Source records:

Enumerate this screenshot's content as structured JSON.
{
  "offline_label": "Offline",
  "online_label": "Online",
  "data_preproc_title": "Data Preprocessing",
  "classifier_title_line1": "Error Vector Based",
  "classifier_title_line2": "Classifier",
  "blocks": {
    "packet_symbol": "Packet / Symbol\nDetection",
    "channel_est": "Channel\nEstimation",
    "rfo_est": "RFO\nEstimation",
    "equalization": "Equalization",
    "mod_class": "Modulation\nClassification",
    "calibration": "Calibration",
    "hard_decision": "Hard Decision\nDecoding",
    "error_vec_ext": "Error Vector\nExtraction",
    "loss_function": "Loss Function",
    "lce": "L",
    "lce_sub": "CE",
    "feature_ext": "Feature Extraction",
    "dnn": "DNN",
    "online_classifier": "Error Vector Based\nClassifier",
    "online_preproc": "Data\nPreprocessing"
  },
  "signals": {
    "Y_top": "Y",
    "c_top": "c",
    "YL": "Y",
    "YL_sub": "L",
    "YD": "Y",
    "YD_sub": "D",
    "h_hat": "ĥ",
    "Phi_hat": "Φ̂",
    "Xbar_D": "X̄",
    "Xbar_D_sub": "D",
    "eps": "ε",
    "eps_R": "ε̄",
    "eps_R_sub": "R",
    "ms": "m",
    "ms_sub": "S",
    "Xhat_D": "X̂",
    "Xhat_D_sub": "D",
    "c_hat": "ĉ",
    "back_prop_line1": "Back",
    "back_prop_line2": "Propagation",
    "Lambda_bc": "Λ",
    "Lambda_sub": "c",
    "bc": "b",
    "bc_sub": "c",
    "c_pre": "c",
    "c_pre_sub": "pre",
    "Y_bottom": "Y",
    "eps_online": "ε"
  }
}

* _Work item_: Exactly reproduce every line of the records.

* _Completed task_:
Enumerate this screenshot's content as structured JSON.
{
  "offline_label": "Offline",
  "online_label": "Online",
  "data_preproc_title": "Data Preprocessing",
  "classifier_title_line1": "Error Vector Based",
  "classifier_title_line2": "Classifier",
  "blocks": {
    "packet_symbol": "Packet / Symbol\nDetection",
    "channel_est": "Channel\nEstimation",
    "rfo_est": "RFO\nEstimation",
    "equalization": "Equalization",
    "mod_class": "Modulation\nClassification",
    "calibration": "Calibration",
    "hard_decision": "Hard Decision\nDecoding",
    "error_vec_ext": "Error Vector\nExtraction",
    "loss_function": "Loss Function",
    "lce": "L",
    "lce_sub": "CE",
    "feature_ext": "Feature Extraction",
    "dnn": "DNN",
    "online_classifier": "Error Vector Based\nClassifier",
    "online_preproc": "Data\nPreprocessing"
  },
  "signals": {
    "Y_top": "Y",
    "c_top": "c",
    "YL": "Y",
    "YL_sub": "L",
    "YD": "Y",
    "YD_sub": "D",
    "h_hat": "ĥ",
    "Phi_hat": "Φ̂",
    "Xbar_D": "X̄",
    "Xbar_D_sub": "D",
    "eps": "ε",
    "eps_R": "ε̄",
    "eps_R_sub": "R",
    "ms": "m",
    "ms_sub": "S",
    "Xhat_D": "X̂",
    "Xhat_D_sub": "D",
    "c_hat": "ĉ",
    "back_prop_line1": "Back",
    "back_prop_line2": "Propagation",
    "Lambda_bc": "Λ",
    "Lambda_sub": "c",
    "bc": "b",
    "bc_sub": "c",
    "c_pre": "c",
    "c_pre_sub": "pre",
    "Y_bottom": "Y",
    "eps_online": "ε"
  }
}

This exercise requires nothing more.